GIVEN DATA:
•••
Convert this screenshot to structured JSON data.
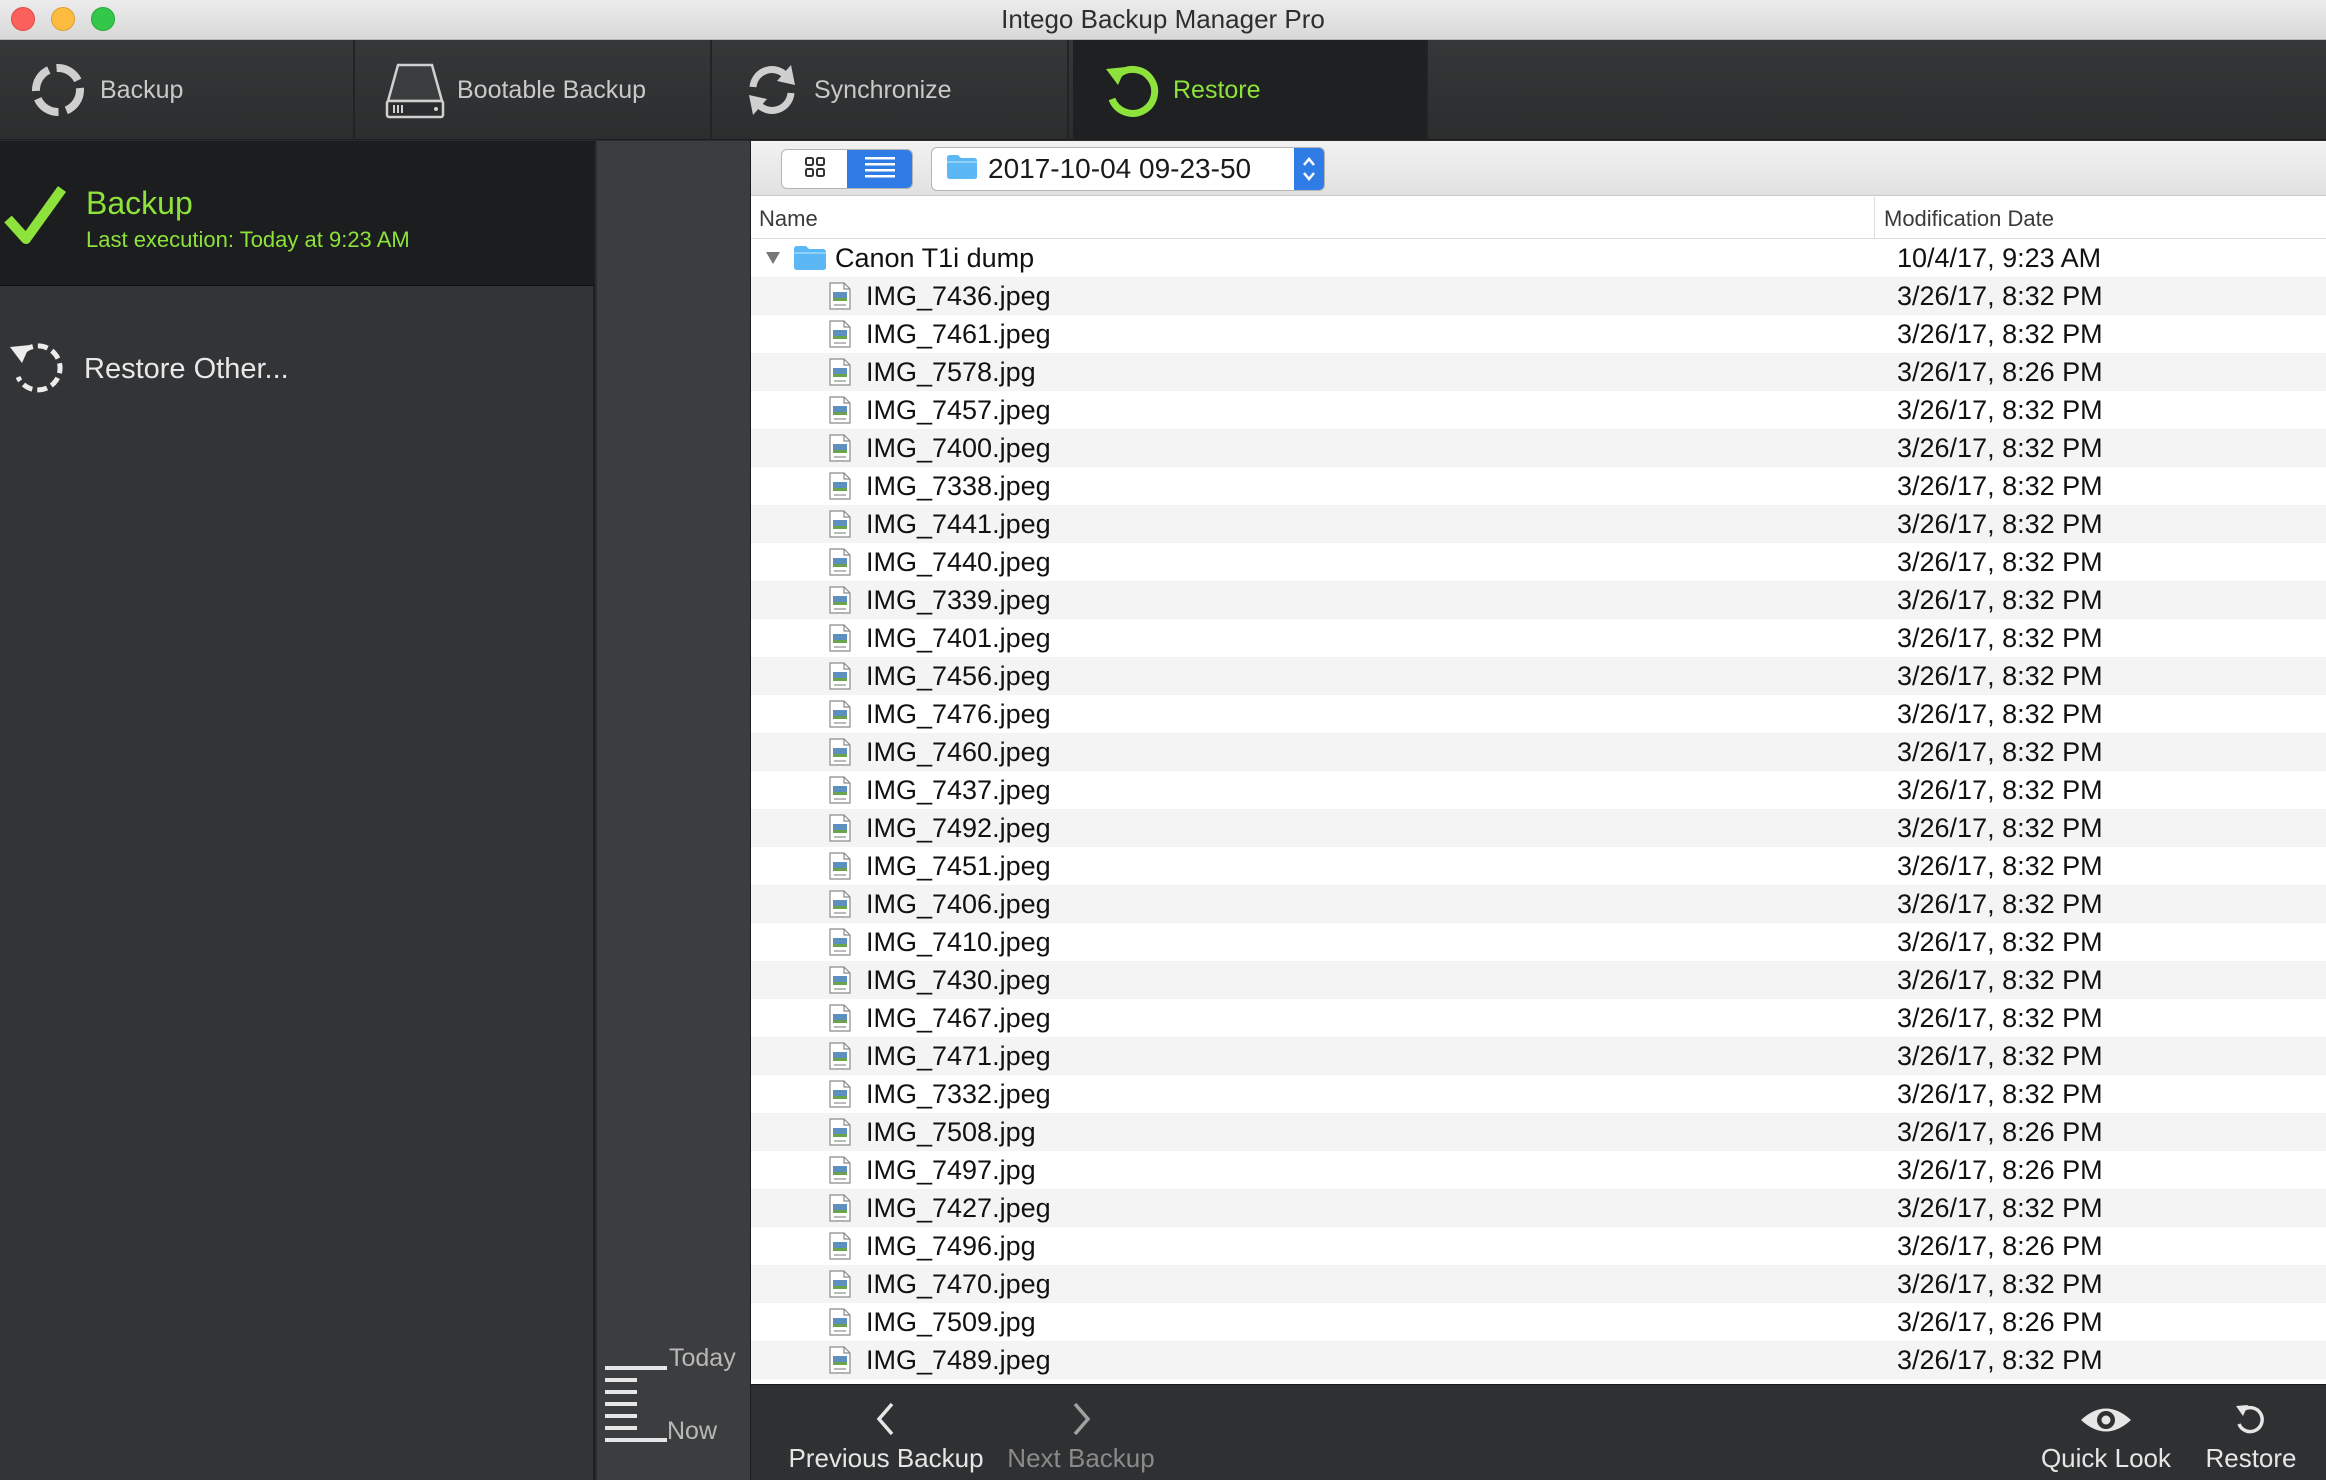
{
  "window": {
    "title": "Intego Backup Manager Pro"
  },
  "toolbar": {
    "tabs": [
      {
        "label": "Backup",
        "icon": "backup-ring-icon",
        "active": false
      },
      {
        "label": "Bootable Backup",
        "icon": "hard-drive-icon",
        "active": false
      },
      {
        "label": "Synchronize",
        "icon": "sync-arrows-icon",
        "active": false
      },
      {
        "label": "Restore",
        "icon": "restore-arrow-icon",
        "active": true
      }
    ]
  },
  "sidebar": {
    "backup": {
      "title": "Backup",
      "subtitle": "Last execution: Today at 9:23 AM"
    },
    "restore_other": {
      "label": "Restore Other..."
    }
  },
  "timeline": {
    "top_label": "Today",
    "bottom_label": "Now"
  },
  "browser": {
    "path": "2017-10-04 09-23-50",
    "columns": {
      "name": "Name",
      "date": "Modification Date"
    },
    "folder": {
      "name": "Canon T1i dump",
      "date": "10/4/17, 9:23 AM"
    },
    "files": [
      {
        "name": "IMG_7436.jpeg",
        "date": "3/26/17, 8:32 PM"
      },
      {
        "name": "IMG_7461.jpeg",
        "date": "3/26/17, 8:32 PM"
      },
      {
        "name": "IMG_7578.jpg",
        "date": "3/26/17, 8:26 PM"
      },
      {
        "name": "IMG_7457.jpeg",
        "date": "3/26/17, 8:32 PM"
      },
      {
        "name": "IMG_7400.jpeg",
        "date": "3/26/17, 8:32 PM"
      },
      {
        "name": "IMG_7338.jpeg",
        "date": "3/26/17, 8:32 PM"
      },
      {
        "name": "IMG_7441.jpeg",
        "date": "3/26/17, 8:32 PM"
      },
      {
        "name": "IMG_7440.jpeg",
        "date": "3/26/17, 8:32 PM"
      },
      {
        "name": "IMG_7339.jpeg",
        "date": "3/26/17, 8:32 PM"
      },
      {
        "name": "IMG_7401.jpeg",
        "date": "3/26/17, 8:32 PM"
      },
      {
        "name": "IMG_7456.jpeg",
        "date": "3/26/17, 8:32 PM"
      },
      {
        "name": "IMG_7476.jpeg",
        "date": "3/26/17, 8:32 PM"
      },
      {
        "name": "IMG_7460.jpeg",
        "date": "3/26/17, 8:32 PM"
      },
      {
        "name": "IMG_7437.jpeg",
        "date": "3/26/17, 8:32 PM"
      },
      {
        "name": "IMG_7492.jpeg",
        "date": "3/26/17, 8:32 PM"
      },
      {
        "name": "IMG_7451.jpeg",
        "date": "3/26/17, 8:32 PM"
      },
      {
        "name": "IMG_7406.jpeg",
        "date": "3/26/17, 8:32 PM"
      },
      {
        "name": "IMG_7410.jpeg",
        "date": "3/26/17, 8:32 PM"
      },
      {
        "name": "IMG_7430.jpeg",
        "date": "3/26/17, 8:32 PM"
      },
      {
        "name": "IMG_7467.jpeg",
        "date": "3/26/17, 8:32 PM"
      },
      {
        "name": "IMG_7471.jpeg",
        "date": "3/26/17, 8:32 PM"
      },
      {
        "name": "IMG_7332.jpeg",
        "date": "3/26/17, 8:32 PM"
      },
      {
        "name": "IMG_7508.jpg",
        "date": "3/26/17, 8:26 PM"
      },
      {
        "name": "IMG_7497.jpg",
        "date": "3/26/17, 8:26 PM"
      },
      {
        "name": "IMG_7427.jpeg",
        "date": "3/26/17, 8:32 PM"
      },
      {
        "name": "IMG_7496.jpg",
        "date": "3/26/17, 8:26 PM"
      },
      {
        "name": "IMG_7470.jpeg",
        "date": "3/26/17, 8:32 PM"
      },
      {
        "name": "IMG_7509.jpg",
        "date": "3/26/17, 8:26 PM"
      },
      {
        "name": "IMG_7489.jpeg",
        "date": "3/26/17, 8:32 PM"
      }
    ]
  },
  "bottombar": {
    "previous": "Previous Backup",
    "next": "Next Backup",
    "quicklook": "Quick Look",
    "restore": "Restore"
  },
  "colors": {
    "accent_green": "#8de23b",
    "selection_blue": "#2f7ce6",
    "folder_blue": "#5cb8f5"
  }
}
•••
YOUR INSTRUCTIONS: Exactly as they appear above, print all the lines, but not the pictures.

EXERCISE SOLUTION:
Convert this screenshot to structured JSON data.
{
  "window": {
    "title": "Intego Backup Manager Pro"
  },
  "toolbar": {
    "tabs": [
      {
        "label": "Backup",
        "icon": "backup-ring-icon",
        "active": false
      },
      {
        "label": "Bootable Backup",
        "icon": "hard-drive-icon",
        "active": false
      },
      {
        "label": "Synchronize",
        "icon": "sync-arrows-icon",
        "active": false
      },
      {
        "label": "Restore",
        "icon": "restore-arrow-icon",
        "active": true
      }
    ]
  },
  "sidebar": {
    "backup": {
      "title": "Backup",
      "subtitle": "Last execution: Today at 9:23 AM"
    },
    "restore_other": {
      "label": "Restore Other..."
    }
  },
  "timeline": {
    "top_label": "Today",
    "bottom_label": "Now"
  },
  "browser": {
    "path": "2017-10-04 09-23-50",
    "columns": {
      "name": "Name",
      "date": "Modification Date"
    },
    "folder": {
      "name": "Canon T1i dump",
      "date": "10/4/17, 9:23 AM"
    },
    "files": [
      {
        "name": "IMG_7436.jpeg",
        "date": "3/26/17, 8:32 PM"
      },
      {
        "name": "IMG_7461.jpeg",
        "date": "3/26/17, 8:32 PM"
      },
      {
        "name": "IMG_7578.jpg",
        "date": "3/26/17, 8:26 PM"
      },
      {
        "name": "IMG_7457.jpeg",
        "date": "3/26/17, 8:32 PM"
      },
      {
        "name": "IMG_7400.jpeg",
        "date": "3/26/17, 8:32 PM"
      },
      {
        "name": "IMG_7338.jpeg",
        "date": "3/26/17, 8:32 PM"
      },
      {
        "name": "IMG_7441.jpeg",
        "date": "3/26/17, 8:32 PM"
      },
      {
        "name": "IMG_7440.jpeg",
        "date": "3/26/17, 8:32 PM"
      },
      {
        "name": "IMG_7339.jpeg",
        "date": "3/26/17, 8:32 PM"
      },
      {
        "name": "IMG_7401.jpeg",
        "date": "3/26/17, 8:32 PM"
      },
      {
        "name": "IMG_7456.jpeg",
        "date": "3/26/17, 8:32 PM"
      },
      {
        "name": "IMG_7476.jpeg",
        "date": "3/26/17, 8:32 PM"
      },
      {
        "name": "IMG_7460.jpeg",
        "date": "3/26/17, 8:32 PM"
      },
      {
        "name": "IMG_7437.jpeg",
        "date": "3/26/17, 8:32 PM"
      },
      {
        "name": "IMG_7492.jpeg",
        "date": "3/26/17, 8:32 PM"
      },
      {
        "name": "IMG_7451.jpeg",
        "date": "3/26/17, 8:32 PM"
      },
      {
        "name": "IMG_7406.jpeg",
        "date": "3/26/17, 8:32 PM"
      },
      {
        "name": "IMG_7410.jpeg",
        "date": "3/26/17, 8:32 PM"
      },
      {
        "name": "IMG_7430.jpeg",
        "date": "3/26/17, 8:32 PM"
      },
      {
        "name": "IMG_7467.jpeg",
        "date": "3/26/17, 8:32 PM"
      },
      {
        "name": "IMG_7471.jpeg",
        "date": "3/26/17, 8:32 PM"
      },
      {
        "name": "IMG_7332.jpeg",
        "date": "3/26/17, 8:32 PM"
      },
      {
        "name": "IMG_7508.jpg",
        "date": "3/26/17, 8:26 PM"
      },
      {
        "name": "IMG_7497.jpg",
        "date": "3/26/17, 8:26 PM"
      },
      {
        "name": "IMG_7427.jpeg",
        "date": "3/26/17, 8:32 PM"
      },
      {
        "name": "IMG_7496.jpg",
        "date": "3/26/17, 8:26 PM"
      },
      {
        "name": "IMG_7470.jpeg",
        "date": "3/26/17, 8:32 PM"
      },
      {
        "name": "IMG_7509.jpg",
        "date": "3/26/17, 8:26 PM"
      },
      {
        "name": "IMG_7489.jpeg",
        "date": "3/26/17, 8:32 PM"
      }
    ]
  },
  "bottombar": {
    "previous": "Previous Backup",
    "next": "Next Backup",
    "quicklook": "Quick Look",
    "restore": "Restore"
  },
  "colors": {
    "accent_green": "#8de23b",
    "selection_blue": "#2f7ce6",
    "folder_blue": "#5cb8f5"
  }
}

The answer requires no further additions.